**Your assignment:** In the data below, find each line carrying the string "image" and copy it out.
(Data begins)
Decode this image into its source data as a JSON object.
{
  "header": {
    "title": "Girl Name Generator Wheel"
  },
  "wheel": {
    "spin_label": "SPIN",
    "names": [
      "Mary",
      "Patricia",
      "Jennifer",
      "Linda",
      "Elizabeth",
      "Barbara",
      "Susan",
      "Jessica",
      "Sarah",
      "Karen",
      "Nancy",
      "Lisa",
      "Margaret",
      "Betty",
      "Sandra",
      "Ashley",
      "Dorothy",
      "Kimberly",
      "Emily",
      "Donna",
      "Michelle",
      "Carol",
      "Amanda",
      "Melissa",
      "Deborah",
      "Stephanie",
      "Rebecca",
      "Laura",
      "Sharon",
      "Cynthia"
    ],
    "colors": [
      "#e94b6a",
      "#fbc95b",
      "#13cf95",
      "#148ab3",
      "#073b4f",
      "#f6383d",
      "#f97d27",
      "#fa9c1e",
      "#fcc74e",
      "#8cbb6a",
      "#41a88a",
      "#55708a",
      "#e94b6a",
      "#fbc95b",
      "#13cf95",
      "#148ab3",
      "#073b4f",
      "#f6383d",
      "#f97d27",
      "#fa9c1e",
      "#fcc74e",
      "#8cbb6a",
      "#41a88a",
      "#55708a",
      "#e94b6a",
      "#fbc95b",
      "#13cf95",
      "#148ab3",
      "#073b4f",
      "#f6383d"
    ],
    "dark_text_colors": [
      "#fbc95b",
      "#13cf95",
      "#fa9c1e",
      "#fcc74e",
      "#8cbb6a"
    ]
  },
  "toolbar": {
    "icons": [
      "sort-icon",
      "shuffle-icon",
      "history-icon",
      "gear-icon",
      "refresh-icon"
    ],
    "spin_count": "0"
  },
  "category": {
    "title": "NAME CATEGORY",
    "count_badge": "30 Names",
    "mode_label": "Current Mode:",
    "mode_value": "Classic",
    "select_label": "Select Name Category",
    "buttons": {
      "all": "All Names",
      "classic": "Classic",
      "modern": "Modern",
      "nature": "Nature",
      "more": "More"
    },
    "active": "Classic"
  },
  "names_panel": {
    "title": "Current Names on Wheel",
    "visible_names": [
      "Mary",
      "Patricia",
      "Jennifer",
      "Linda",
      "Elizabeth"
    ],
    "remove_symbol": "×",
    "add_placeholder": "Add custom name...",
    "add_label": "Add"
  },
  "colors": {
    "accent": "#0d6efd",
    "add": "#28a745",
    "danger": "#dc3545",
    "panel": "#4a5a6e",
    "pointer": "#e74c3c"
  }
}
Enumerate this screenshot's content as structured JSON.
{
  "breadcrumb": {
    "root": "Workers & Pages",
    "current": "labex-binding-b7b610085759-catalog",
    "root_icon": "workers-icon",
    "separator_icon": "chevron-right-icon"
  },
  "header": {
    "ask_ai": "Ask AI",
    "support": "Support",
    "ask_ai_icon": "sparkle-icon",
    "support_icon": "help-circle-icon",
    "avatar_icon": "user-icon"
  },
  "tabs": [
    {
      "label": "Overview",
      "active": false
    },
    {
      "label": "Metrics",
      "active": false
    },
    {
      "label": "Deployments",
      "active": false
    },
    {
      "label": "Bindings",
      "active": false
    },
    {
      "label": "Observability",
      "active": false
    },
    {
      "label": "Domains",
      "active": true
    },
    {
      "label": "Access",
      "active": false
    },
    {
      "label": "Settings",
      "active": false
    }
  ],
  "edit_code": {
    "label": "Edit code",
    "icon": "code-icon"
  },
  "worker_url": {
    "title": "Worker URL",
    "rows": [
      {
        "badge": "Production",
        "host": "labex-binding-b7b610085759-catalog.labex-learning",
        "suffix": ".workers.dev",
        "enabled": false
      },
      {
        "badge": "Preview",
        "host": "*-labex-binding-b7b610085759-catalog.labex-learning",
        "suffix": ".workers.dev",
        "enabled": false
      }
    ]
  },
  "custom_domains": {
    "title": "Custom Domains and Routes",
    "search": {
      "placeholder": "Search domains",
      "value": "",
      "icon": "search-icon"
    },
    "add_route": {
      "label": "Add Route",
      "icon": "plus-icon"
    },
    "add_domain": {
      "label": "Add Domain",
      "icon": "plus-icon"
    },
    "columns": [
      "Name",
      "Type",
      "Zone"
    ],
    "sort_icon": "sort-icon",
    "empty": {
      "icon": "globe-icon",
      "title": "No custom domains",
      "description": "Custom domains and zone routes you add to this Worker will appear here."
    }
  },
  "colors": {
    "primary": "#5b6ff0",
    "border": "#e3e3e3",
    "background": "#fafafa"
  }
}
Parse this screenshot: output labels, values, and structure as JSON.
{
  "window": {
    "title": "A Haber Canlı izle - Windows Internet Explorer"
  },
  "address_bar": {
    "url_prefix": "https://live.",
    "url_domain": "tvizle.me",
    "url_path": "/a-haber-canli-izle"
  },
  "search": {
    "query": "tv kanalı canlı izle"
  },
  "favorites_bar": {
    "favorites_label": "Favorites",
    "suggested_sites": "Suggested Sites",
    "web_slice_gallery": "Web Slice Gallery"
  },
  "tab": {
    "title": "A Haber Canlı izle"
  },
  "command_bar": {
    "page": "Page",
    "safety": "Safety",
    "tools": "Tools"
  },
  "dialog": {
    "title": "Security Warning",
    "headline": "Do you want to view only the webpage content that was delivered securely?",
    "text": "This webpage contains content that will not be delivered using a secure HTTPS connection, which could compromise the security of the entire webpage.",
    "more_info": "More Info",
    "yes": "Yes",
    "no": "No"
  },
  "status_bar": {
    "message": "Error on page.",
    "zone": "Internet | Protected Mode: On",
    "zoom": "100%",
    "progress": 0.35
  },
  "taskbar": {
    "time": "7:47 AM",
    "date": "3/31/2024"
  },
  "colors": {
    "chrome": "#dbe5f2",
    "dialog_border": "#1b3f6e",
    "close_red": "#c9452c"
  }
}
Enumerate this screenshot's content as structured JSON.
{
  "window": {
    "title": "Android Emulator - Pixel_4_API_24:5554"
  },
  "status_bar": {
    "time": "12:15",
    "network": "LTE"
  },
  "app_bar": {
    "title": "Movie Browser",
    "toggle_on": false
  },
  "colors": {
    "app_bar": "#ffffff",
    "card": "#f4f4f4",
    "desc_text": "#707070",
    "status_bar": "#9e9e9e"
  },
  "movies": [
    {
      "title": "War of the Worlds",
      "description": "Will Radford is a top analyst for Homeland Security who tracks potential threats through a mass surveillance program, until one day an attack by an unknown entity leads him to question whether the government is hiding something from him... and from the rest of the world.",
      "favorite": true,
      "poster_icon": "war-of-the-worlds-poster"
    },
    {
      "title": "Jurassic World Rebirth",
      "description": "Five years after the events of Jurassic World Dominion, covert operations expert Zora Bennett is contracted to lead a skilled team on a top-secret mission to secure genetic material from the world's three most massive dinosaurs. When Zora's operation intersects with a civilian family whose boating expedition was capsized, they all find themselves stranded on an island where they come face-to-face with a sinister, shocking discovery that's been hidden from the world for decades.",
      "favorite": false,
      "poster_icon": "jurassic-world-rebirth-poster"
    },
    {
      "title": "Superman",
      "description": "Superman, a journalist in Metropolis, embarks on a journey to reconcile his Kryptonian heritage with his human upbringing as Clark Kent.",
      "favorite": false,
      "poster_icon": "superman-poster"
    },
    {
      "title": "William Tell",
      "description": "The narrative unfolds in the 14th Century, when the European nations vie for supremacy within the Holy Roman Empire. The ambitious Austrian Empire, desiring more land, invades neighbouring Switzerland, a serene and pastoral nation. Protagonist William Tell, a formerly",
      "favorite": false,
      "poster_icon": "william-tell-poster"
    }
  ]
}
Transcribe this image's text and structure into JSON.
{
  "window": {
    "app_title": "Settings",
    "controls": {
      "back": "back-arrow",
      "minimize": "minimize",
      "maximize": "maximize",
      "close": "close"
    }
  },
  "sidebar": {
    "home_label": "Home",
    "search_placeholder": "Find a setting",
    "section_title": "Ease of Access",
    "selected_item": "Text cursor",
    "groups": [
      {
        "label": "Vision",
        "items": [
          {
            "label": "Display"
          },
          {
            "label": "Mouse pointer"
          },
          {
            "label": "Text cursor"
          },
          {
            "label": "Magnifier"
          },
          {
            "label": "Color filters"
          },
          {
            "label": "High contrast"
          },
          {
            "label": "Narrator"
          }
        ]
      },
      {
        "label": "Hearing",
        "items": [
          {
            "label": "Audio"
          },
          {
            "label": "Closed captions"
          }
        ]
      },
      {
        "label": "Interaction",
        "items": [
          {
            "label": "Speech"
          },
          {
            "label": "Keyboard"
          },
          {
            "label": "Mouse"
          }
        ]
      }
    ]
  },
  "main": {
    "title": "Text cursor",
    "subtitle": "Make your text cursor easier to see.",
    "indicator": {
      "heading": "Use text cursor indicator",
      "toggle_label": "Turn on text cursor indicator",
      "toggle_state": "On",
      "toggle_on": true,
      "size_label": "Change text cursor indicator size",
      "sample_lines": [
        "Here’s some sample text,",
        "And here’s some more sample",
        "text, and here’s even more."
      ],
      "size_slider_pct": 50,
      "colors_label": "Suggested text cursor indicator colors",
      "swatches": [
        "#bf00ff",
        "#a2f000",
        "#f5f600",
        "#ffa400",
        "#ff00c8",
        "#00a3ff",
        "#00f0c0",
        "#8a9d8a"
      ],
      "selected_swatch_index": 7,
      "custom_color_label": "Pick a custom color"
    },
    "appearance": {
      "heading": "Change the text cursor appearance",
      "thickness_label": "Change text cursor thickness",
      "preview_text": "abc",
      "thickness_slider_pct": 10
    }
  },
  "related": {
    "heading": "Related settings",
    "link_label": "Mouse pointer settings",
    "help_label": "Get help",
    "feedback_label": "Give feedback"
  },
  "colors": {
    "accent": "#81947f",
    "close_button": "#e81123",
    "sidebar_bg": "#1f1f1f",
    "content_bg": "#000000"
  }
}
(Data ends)
**Result of the task:**
Decode this image into its source data as a JSON object.
Transcribe this image's text and structure into JSON.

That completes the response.